An educated guess. hypothesis

In order for a study to be conformed, it must be _______________. replicated

Gathering information by asking people a series of questions. survey

________________________ is the whole group you want to study or describe. target population

When researchers conduct any type of study, they must consider what group or groups of people they wish to examine and how respondents will be selected. sample

Individuals are selected by chance from the target population. random sample

In a ___________ ___________, subgroups in the population are represented proportionally. stratified sample

______________or predisposition to a certain point of view. bias

A ______________ ______ often have different outlook from people who do not volunteer for research studies. volunteer bias

An in-depth investigation of an individual or a small group. case study

Researchers select a group of participants then observe those participants over a long period of time. longitudinal method

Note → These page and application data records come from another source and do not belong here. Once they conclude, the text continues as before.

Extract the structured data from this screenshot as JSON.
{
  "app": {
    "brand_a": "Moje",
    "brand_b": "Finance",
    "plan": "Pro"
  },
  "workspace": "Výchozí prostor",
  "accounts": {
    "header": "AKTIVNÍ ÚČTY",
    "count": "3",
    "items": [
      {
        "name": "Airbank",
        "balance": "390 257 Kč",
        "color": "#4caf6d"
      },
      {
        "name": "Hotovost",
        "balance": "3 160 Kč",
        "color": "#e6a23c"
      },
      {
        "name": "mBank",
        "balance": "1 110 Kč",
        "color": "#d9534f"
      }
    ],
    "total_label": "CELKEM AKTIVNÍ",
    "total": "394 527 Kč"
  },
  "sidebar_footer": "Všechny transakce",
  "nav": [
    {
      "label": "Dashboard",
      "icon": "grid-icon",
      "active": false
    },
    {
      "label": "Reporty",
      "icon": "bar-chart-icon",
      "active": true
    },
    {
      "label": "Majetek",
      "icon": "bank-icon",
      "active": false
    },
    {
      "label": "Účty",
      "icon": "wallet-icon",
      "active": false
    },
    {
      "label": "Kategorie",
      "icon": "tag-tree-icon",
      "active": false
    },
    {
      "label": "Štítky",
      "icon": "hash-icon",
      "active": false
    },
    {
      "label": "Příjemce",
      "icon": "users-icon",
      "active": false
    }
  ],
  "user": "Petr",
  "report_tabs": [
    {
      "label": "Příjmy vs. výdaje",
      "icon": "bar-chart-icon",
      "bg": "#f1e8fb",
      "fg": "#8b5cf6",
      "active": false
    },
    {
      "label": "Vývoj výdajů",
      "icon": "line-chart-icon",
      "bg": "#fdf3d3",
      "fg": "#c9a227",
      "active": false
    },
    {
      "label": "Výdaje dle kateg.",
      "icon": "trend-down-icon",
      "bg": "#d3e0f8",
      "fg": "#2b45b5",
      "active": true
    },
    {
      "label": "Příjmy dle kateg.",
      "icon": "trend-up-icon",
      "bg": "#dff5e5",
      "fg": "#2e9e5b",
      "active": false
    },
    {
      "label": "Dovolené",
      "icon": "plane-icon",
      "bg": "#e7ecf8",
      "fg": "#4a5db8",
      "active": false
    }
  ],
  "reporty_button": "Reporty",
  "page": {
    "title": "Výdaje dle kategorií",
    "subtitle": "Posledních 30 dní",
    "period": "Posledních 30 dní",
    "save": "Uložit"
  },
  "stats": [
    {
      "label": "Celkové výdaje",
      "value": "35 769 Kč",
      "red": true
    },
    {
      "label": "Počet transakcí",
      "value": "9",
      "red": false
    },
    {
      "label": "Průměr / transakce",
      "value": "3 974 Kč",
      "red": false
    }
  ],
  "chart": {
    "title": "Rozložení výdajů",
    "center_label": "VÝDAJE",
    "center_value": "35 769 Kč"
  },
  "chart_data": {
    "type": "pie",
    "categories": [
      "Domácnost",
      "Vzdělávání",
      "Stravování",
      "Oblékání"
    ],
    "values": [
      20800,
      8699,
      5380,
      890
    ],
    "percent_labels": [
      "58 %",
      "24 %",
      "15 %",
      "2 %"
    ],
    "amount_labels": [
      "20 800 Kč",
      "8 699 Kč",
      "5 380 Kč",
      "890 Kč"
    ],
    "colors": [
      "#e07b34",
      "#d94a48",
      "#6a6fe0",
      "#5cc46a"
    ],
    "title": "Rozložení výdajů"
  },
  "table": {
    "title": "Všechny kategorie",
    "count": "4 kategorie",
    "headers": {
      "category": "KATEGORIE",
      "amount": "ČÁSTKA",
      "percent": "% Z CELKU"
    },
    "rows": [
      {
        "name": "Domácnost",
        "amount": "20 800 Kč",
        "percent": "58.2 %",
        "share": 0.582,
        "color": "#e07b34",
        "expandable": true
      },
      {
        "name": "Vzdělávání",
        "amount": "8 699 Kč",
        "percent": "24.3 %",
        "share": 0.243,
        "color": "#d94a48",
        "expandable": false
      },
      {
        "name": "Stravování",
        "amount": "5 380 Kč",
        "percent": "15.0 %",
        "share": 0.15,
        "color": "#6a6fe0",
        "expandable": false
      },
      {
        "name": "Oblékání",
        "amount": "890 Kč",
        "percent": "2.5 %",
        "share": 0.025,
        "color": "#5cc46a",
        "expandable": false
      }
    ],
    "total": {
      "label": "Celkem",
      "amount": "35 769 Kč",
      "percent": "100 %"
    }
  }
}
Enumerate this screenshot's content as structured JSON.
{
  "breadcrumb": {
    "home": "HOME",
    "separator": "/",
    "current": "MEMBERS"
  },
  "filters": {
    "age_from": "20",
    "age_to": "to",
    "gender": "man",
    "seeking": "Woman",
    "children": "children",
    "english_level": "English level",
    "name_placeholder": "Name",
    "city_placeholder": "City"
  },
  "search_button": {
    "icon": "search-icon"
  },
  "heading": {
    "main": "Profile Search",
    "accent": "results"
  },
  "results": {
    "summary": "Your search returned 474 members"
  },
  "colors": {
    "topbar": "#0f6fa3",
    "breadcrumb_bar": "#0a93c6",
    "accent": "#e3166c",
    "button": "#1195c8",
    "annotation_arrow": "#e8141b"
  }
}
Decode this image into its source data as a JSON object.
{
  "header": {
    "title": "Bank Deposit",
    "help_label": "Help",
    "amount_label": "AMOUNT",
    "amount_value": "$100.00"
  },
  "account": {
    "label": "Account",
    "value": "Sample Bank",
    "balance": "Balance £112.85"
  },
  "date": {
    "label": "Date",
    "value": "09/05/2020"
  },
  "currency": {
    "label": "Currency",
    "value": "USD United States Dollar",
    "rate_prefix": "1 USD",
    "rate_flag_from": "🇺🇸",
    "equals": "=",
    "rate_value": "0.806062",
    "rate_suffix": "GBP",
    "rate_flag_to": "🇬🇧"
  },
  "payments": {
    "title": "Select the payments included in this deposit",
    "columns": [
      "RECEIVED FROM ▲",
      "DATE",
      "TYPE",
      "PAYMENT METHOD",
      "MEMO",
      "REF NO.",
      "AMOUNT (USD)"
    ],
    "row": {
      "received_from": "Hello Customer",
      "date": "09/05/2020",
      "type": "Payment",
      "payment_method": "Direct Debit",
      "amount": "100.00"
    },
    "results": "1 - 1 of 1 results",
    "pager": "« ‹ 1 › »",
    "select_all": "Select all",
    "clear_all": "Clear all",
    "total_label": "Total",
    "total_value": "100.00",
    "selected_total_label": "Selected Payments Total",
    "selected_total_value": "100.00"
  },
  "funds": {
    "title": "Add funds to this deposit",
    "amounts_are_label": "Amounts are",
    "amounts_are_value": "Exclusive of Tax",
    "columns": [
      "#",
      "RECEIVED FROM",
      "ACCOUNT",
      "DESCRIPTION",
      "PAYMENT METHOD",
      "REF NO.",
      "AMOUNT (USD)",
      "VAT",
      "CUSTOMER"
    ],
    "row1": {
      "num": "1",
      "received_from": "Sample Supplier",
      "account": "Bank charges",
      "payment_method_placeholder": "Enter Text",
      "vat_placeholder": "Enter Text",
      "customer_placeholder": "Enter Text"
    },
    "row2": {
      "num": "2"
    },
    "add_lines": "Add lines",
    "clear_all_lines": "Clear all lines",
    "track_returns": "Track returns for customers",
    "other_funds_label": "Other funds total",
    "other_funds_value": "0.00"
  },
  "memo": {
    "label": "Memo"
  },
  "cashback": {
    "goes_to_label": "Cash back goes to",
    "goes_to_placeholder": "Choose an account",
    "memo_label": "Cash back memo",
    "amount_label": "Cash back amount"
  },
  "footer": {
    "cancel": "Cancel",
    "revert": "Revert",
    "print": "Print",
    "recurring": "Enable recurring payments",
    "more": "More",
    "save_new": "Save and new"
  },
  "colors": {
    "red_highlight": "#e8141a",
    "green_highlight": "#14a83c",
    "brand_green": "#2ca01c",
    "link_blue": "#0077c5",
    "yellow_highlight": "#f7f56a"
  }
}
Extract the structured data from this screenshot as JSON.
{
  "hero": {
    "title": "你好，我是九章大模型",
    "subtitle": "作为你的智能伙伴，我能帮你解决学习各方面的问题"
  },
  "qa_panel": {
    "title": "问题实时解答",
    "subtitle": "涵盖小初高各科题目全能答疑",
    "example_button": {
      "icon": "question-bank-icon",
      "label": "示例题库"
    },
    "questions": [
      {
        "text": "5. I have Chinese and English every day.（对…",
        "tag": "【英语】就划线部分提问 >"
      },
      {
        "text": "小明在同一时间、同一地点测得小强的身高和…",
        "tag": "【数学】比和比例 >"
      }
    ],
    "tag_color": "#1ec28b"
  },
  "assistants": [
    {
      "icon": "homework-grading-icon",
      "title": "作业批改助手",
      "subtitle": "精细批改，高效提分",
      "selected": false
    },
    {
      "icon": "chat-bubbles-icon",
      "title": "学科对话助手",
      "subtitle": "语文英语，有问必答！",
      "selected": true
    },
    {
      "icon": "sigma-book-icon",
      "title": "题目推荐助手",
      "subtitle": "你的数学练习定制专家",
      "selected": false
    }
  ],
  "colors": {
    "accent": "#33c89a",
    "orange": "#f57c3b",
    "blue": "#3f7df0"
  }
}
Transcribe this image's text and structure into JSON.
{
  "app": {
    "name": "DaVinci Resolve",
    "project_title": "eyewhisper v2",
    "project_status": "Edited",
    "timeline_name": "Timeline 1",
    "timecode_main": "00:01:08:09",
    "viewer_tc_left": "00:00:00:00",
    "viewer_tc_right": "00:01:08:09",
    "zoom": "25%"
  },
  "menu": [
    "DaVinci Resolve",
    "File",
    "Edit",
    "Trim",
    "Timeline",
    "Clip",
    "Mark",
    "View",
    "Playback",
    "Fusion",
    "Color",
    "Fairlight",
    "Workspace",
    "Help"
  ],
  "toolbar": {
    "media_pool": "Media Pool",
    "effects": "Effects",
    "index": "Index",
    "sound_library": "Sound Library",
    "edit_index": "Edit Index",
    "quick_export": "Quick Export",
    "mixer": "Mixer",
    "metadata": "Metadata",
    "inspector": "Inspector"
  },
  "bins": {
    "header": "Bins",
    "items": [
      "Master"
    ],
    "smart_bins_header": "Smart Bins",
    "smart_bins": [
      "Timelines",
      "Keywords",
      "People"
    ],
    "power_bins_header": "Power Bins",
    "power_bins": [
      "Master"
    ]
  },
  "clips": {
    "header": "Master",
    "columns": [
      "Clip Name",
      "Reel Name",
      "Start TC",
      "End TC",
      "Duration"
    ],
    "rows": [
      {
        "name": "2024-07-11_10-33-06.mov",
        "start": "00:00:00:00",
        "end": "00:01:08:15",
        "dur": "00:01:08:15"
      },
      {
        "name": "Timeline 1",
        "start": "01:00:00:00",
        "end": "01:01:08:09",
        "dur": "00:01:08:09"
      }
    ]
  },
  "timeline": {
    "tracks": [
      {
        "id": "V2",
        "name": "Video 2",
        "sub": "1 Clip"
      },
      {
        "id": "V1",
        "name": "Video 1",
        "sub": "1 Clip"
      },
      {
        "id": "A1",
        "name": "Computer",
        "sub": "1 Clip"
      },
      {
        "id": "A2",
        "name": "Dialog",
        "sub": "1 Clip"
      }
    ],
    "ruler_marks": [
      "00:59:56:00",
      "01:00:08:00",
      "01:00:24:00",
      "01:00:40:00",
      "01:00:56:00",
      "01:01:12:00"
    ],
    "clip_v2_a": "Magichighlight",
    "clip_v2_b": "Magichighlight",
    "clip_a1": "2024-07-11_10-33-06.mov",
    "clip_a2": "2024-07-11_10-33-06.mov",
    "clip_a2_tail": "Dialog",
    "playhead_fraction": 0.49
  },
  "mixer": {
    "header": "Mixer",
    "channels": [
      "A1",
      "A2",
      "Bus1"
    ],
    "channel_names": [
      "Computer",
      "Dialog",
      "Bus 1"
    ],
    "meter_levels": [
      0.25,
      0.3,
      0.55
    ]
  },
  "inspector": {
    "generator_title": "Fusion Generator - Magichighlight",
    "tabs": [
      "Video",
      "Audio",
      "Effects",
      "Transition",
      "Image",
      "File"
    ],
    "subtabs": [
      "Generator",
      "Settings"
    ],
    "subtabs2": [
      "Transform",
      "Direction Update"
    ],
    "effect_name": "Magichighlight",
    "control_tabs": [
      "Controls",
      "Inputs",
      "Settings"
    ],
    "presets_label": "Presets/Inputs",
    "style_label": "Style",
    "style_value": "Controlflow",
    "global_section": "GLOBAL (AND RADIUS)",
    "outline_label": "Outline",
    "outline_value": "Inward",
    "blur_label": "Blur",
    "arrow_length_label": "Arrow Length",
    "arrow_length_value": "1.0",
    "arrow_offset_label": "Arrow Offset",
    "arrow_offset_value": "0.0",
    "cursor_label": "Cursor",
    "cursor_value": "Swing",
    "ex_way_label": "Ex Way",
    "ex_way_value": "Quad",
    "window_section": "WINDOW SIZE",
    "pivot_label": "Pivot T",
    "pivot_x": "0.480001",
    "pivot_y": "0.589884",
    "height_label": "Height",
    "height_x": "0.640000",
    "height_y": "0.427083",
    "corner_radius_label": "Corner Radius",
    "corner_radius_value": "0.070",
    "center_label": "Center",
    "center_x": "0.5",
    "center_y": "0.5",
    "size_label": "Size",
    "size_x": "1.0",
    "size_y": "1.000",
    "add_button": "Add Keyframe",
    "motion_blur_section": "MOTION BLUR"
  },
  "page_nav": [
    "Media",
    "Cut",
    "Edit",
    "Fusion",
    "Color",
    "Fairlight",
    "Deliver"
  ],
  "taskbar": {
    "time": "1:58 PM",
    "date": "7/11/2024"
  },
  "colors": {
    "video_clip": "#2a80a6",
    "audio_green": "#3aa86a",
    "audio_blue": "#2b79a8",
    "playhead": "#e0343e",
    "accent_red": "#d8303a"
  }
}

In the _____________ _____________ _________, instead of following a set of individuals over a number of years, they select a sample that includes people of different ages. cross section method

____________ observation is when researchers observes individuals interacting with other individuals of the same age. naturalistic

____________ observation is any place that provides the opportunity for observation or experimentation. laboratory

The measure of how closely one thing is related to the other. correlation